(TASK OBJECTIVE): In the data below, which lines hold "title"? Copy every one.

(RECORDS SHOWN):
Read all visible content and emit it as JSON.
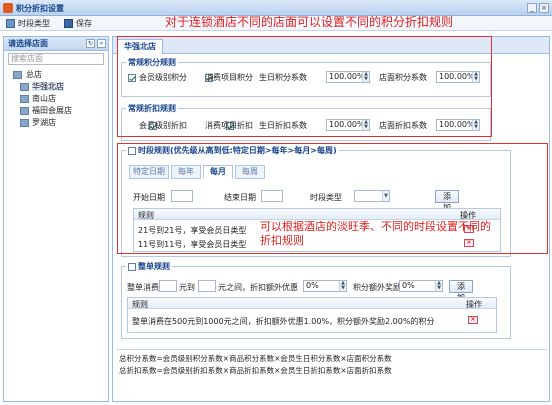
{
  "window": {
    "title": "积分折扣设置",
    "minimize": "_",
    "close": "×"
  },
  "toolbar": {
    "period_type": "时段类型",
    "save": "保存"
  },
  "left": {
    "header": "请选择店面",
    "refresh_icon": "refresh-icon",
    "collapse_icon": "collapse-icon",
    "search_placeholder": "搜索店面",
    "tree": [
      {
        "label": "总店",
        "level": 0
      },
      {
        "label": "华强北店",
        "level": 1,
        "selected": true
      },
      {
        "label": "南山店",
        "level": 1
      },
      {
        "label": "福田会展店",
        "level": 1
      },
      {
        "label": "罗湖店",
        "level": 1
      }
    ]
  },
  "main": {
    "tab": "华强北店",
    "points_rule": {
      "title": "常规积分规则",
      "cb1": "会员级别积分",
      "cb2": "消费项目积分",
      "birthday_label": "生日积分系数",
      "birthday_value": "100.00%",
      "store_label": "店面积分系数",
      "store_value": "100.00%"
    },
    "discount_rule": {
      "title": "常规折扣规则",
      "cb1": "会员级别折扣",
      "cb2": "消费项目折扣",
      "birthday_label": "生日折扣系数",
      "birthday_value": "100.00%",
      "store_label": "店面折扣系数",
      "store_value": "100.00%"
    },
    "period_rule": {
      "title": "时段规则(优先级从高到低:特定日期>每年>每月>每周)",
      "tabs": [
        "特定日期",
        "每年",
        "每月",
        "每周"
      ],
      "active_tab": "每月",
      "start_label": "开始日期",
      "end_label": "结束日期",
      "type_label": "时段类型",
      "add": "添加",
      "col_rule": "规则",
      "col_op": "操作",
      "rows": [
        "21号到21号，享受会员日类型",
        "11号到11号，享受会员日类型"
      ]
    },
    "whole_rule": {
      "title": "整单规则",
      "whole_label": "整单消费",
      "yuan_to": "元到",
      "between": "元之间，折扣额外优惠",
      "disc_value": "0%",
      "points_label": "积分额外奖励",
      "points_value": "0%",
      "add": "添加",
      "col_rule": "规则",
      "col_op": "操作",
      "row": "整单消费在500元到1000元之间，折扣额外优惠1.00%，积分额外奖励2.00%的积分"
    },
    "formula_points": "总积分系数=会员级别积分系数×商品积分系数×会员生日积分系数×店面积分系数",
    "formula_discount": "总折扣系数=会员级别折扣系数×商品折扣系数×会员生日折扣系数×店面折扣系数"
  },
  "annotations": {
    "top": "对于连锁酒店不同的店面可以设置不同的积分折扣规则",
    "period_line1": "可以根据酒店的淡旺季、不同的时段设置不同的",
    "period_line2": "折扣规则"
  },
  "colors": {
    "accent": "#15428b",
    "annotation": "#e02020",
    "panel_border": "#99bbe8"
  }
}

(ANSWER TO THE PROBLEM):
    "title": "积分折扣设置",
      "title": "常规积分规则",
      "title": "常规折扣规则",
      "title": "时段规则(优先级从高到低:特定日期>每年>每月>每周)",
      "title": "整单规则",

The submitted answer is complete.